The Centers for Disease Control is introducing a new blood surveillance system to track severe transfusion reactions, Blumberg said, which should provide more detailed information to support or refute the URMC study.

About five million people a year in the United States receive transfusions to replenish blood lost during surgery, serious injury or illness. While transfusions can be life-saving, they also lead to health complications.

In previous studies, Blumberg's team has shown that the odds of post-surgical infection and death are greatly reduced by leukoreduction. White cells from donor blood can attack the immune system of the blood recipient; removing them diminishes the chances of an inflammatory response or infection, according to Blumberg's research.

Transfusion-related lung injury is believed to happen when antibodies or other molecules from the donor's white blood cells or plasma react in an adverse way with the recipient's white blood cells. Circulatory overload is presumed to occur when the volume of blood given in a transfusion is too much for the recipient's cardiovascular system. Researchers hypothesized that leukoreduction, which removes the white cells, would reduce those complications.

In 1998 Strong Memorial Hospital, a 754-bed facility that is part of URMC, became one of the first hospitals in the nation to use leukoreduced blood during heart surgeries. Two years later Strong extended its leukoreduction practices to all patients. Work done at URMC also has supported keeping transfusions to an absolute minimum. Blumberg's evidence-based stance on the judicious use of transfusions and safer techniques has contributed greatly to the national and international dialogue on reducing in-hospital infections rates and controlling costs.




Advertise in this space for $10 per month. Contact us today.

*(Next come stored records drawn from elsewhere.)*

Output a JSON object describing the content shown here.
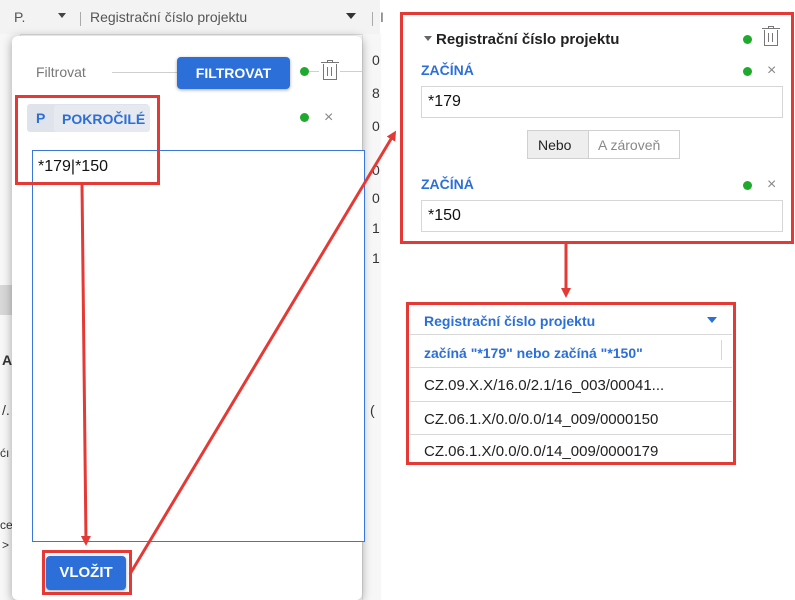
{
  "grid": {
    "header_col_short": "P.",
    "header_title": "Registrační číslo projektu",
    "header_right_char": "I",
    "right_edge_fragments": [
      "0",
      "8",
      "0",
      "0",
      "0",
      "1",
      "1",
      "("
    ],
    "left_edge_fragments": [
      "A",
      "/.",
      "ćı",
      "ce",
      ">"
    ]
  },
  "filter_popup": {
    "filter_label": "Filtrovat",
    "filter_button": "FILTROVAT",
    "tab_prefix": "P",
    "advanced_button": "POKROČILÉ",
    "textarea_value": "*179|*150",
    "insert_button": "VLOŽIT"
  },
  "filter_panel": {
    "title": "Registrační číslo projektu",
    "condition1": {
      "operator": "ZAČÍNÁ",
      "value": "*179"
    },
    "logic": {
      "or": "Nebo",
      "and": "A zároveň",
      "selected": "Nebo"
    },
    "condition2": {
      "operator": "ZAČÍNÁ",
      "value": "*150"
    }
  },
  "result": {
    "column_title": "Registrační číslo projektu",
    "filter_summary": "začíná \"*179\"  nebo začíná \"*150\"",
    "rows": [
      "CZ.09.X.X/16.0/2.1/16_003/00041...",
      "CZ.06.1.X/0.0/0.0/14_009/0000150",
      "CZ.06.1.X/0.0/0.0/14_009/0000179"
    ]
  },
  "colors": {
    "accent_blue": "#2c6fd8",
    "highlight_red": "#e53935",
    "status_green": "#1faa2d"
  },
  "icons": [
    "trash-icon",
    "close-icon",
    "status-dot-icon",
    "dropdown-arrow-icon",
    "collapse-triangle-icon"
  ]
}
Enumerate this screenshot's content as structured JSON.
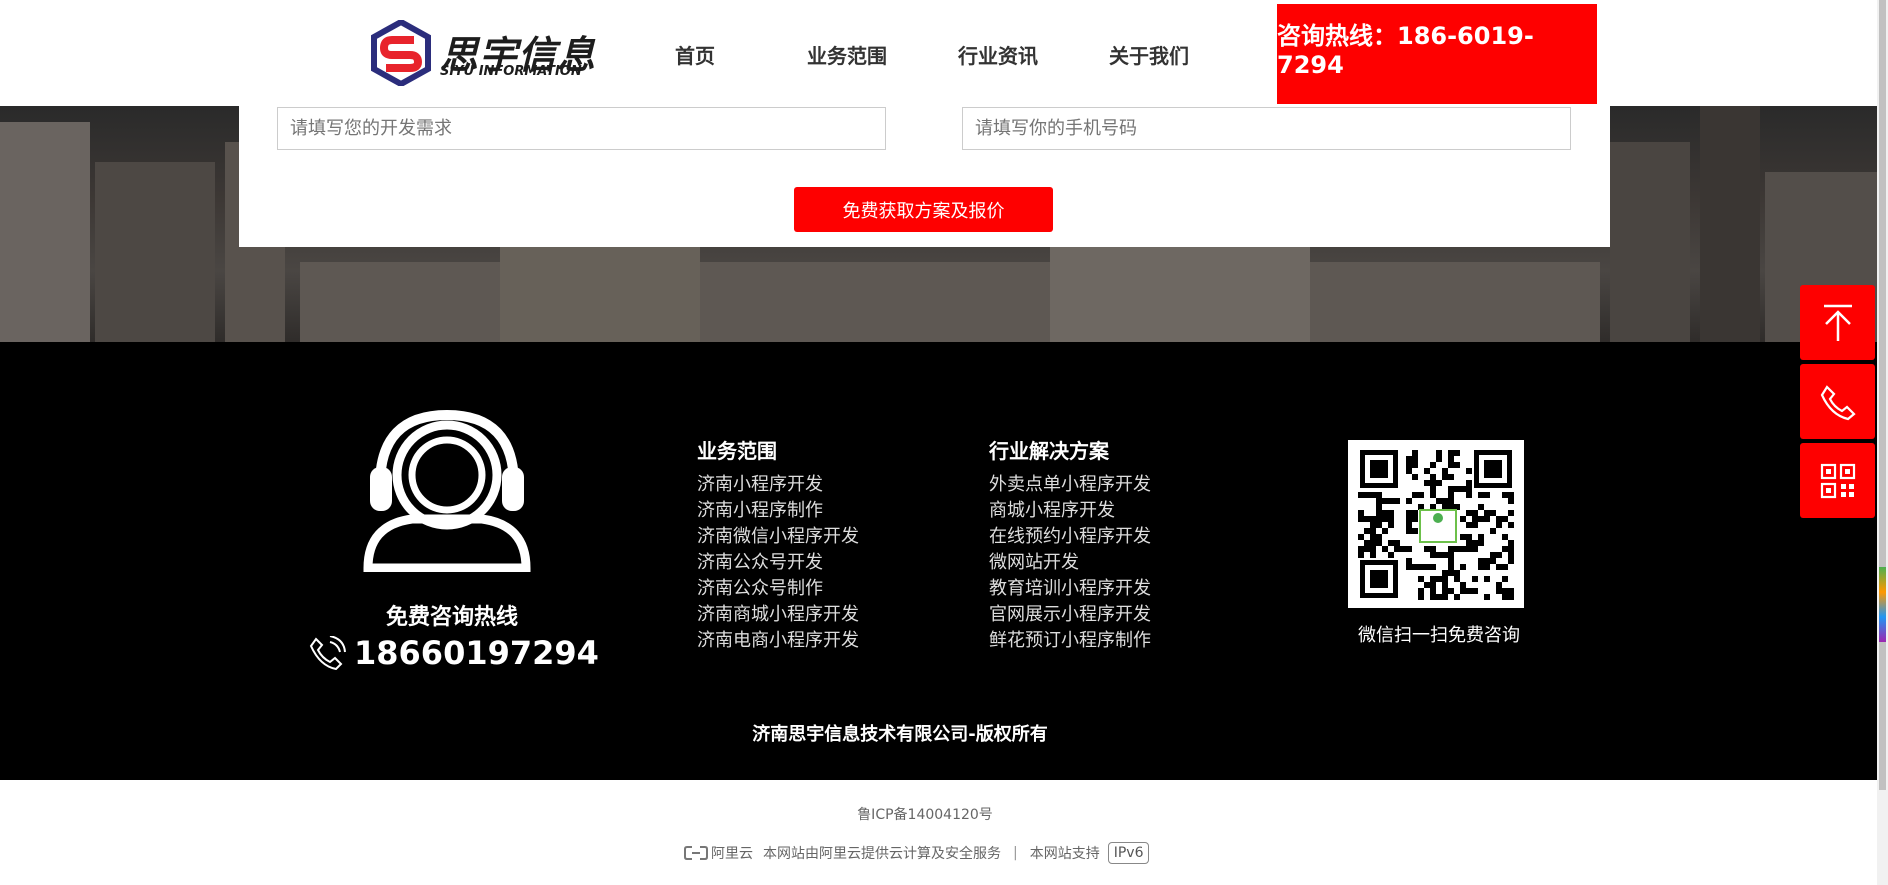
{
  "header": {
    "logo": {
      "name": "思宇信息",
      "sub": "SIYU INFORMATION"
    },
    "nav": [
      {
        "label": "首页"
      },
      {
        "label": "业务范围"
      },
      {
        "label": "行业资讯"
      },
      {
        "label": "关于我们"
      }
    ],
    "hotline": "咨询热线：186-6019-7294"
  },
  "form": {
    "demand_placeholder": "请填写您的开发需求",
    "phone_placeholder": "请填写你的手机号码",
    "submit_label": "免费获取方案及报价"
  },
  "footer": {
    "consult_label": "免费咨询热线",
    "phone": "18660197294",
    "business": {
      "title": "业务范围",
      "items": [
        "济南小程序开发",
        "济南小程序制作",
        "济南微信小程序开发",
        "济南公众号开发",
        "济南公众号制作",
        "济南商城小程序开发",
        "济南电商小程序开发"
      ]
    },
    "solutions": {
      "title": "行业解决方案",
      "items": [
        "外卖点单小程序开发",
        "商城小程序开发",
        "在线预约小程序开发",
        "微网站开发",
        "教育培训小程序开发",
        "官网展示小程序开发",
        "鲜花预订小程序制作"
      ]
    },
    "qr_caption": "微信扫一扫免费咨询",
    "copyright": "济南思宇信息技术有限公司-版权所有"
  },
  "bottom": {
    "icp": "鲁ICP备14004120号",
    "aliyun_logo": "阿里云",
    "aliyun_text": "本网站由阿里云提供云计算及安全服务",
    "separator": "|",
    "support_text": "本网站支持",
    "ipv6": "IPv6"
  },
  "colors": {
    "accent": "#fe0000",
    "footer_bg": "#000000",
    "brand_blue": "#2b2d7c",
    "brand_red": "#e8242c"
  },
  "icons": [
    "back-to-top-icon",
    "phone-icon",
    "qrcode-icon",
    "headset-agent-icon"
  ]
}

Related Latest Research News
Drug activates virus against cancer
Bone loss associated with increased production of ROS
Sound preconditioning prevents ototoxic drug-induced hearing loss in mice
Crystal methamphetamine use by street youth increases risk of injecting drugs
Johns Hopkins-led study shows increased life expectancy among family caregivers
Moderate to severe psoriasis linked to chronic kidney disease, say experts
Licensing deal marks coming of age for University of Washington, University of Alabama-Birmingham
Simple blood or urine test to identify blinding disease
Physician job satisfaction driven by quality of patient care
Book explores undiscovered economics of everyday life

Subscribe to Latest Research Newsletter

Enter your email address:


 Feedback
For any corrections of factual information, to contact the editors or to send any medical news or health news press releases, use feedback form

Top of Page

 
Contact us

RxPG Online

Nerve

 

    Full Text RSS

© All rights reserved by RxPG Medical Solutions Private Limited (India)